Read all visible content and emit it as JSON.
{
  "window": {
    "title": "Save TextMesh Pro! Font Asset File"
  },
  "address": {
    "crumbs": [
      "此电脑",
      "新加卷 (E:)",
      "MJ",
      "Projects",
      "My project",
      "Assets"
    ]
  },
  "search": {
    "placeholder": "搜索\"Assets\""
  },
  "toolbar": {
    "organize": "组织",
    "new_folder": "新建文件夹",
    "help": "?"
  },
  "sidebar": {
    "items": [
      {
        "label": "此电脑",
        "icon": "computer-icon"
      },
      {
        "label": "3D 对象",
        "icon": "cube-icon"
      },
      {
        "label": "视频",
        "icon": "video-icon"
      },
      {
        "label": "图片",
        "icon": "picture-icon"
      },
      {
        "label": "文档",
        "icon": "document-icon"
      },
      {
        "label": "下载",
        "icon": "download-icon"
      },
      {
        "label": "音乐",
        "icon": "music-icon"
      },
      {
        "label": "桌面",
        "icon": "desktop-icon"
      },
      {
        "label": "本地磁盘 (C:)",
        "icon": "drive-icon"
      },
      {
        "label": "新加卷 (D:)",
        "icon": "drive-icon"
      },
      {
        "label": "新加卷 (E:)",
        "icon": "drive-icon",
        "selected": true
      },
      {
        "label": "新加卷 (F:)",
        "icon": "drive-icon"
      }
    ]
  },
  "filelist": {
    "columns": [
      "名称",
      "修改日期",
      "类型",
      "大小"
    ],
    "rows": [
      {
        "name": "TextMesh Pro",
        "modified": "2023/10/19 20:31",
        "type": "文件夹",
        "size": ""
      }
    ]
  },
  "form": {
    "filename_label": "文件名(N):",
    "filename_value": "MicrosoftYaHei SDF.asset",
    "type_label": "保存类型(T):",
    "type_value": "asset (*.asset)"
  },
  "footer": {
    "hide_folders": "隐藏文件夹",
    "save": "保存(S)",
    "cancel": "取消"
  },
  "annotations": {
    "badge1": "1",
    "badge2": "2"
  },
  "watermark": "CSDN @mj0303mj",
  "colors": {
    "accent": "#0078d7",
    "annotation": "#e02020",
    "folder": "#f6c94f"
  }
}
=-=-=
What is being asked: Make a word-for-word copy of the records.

The completed task:
Read all visible content and emit it as JSON.
{
  "window": {
    "title": "Save TextMesh Pro! Font Asset File"
  },
  "address": {
    "crumbs": [
      "此电脑",
      "新加卷 (E:)",
      "MJ",
      "Projects",
      "My project",
      "Assets"
    ]
  },
  "search": {
    "placeholder": "搜索\"Assets\""
  },
  "toolbar": {
    "organize": "组织",
    "new_folder": "新建文件夹",
    "help": "?"
  },
  "sidebar": {
    "items": [
      {
        "label": "此电脑",
        "icon": "computer-icon"
      },
      {
        "label": "3D 对象",
        "icon": "cube-icon"
      },
      {
        "label": "视频",
        "icon": "video-icon"
      },
      {
        "label": "图片",
        "icon": "picture-icon"
      },
      {
        "label": "文档",
        "icon": "document-icon"
      },
      {
        "label": "下载",
        "icon": "download-icon"
      },
      {
        "label": "音乐",
        "icon": "music-icon"
      },
      {
        "label": "桌面",
        "icon": "desktop-icon"
      },
      {
        "label": "本地磁盘 (C:)",
        "icon": "drive-icon"
      },
      {
        "label": "新加卷 (D:)",
        "icon": "drive-icon"
      },
      {
        "label": "新加卷 (E:)",
        "icon": "drive-icon",
        "selected": true
      },
      {
        "label": "新加卷 (F:)",
        "icon": "drive-icon"
      }
    ]
  },
  "filelist": {
    "columns": [
      "名称",
      "修改日期",
      "类型",
      "大小"
    ],
    "rows": [
      {
        "name": "TextMesh Pro",
        "modified": "2023/10/19 20:31",
        "type": "文件夹",
        "size": ""
      }
    ]
  },
  "form": {
    "filename_label": "文件名(N):",
    "filename_value": "MicrosoftYaHei SDF.asset",
    "type_label": "保存类型(T):",
    "type_value": "asset (*.asset)"
  },
  "footer": {
    "hide_folders": "隐藏文件夹",
    "save": "保存(S)",
    "cancel": "取消"
  },
  "annotations": {
    "badge1": "1",
    "badge2": "2"
  },
  "watermark": "CSDN @mj0303mj",
  "colors": {
    "accent": "#0078d7",
    "annotation": "#e02020",
    "folder": "#f6c94f"
  }
}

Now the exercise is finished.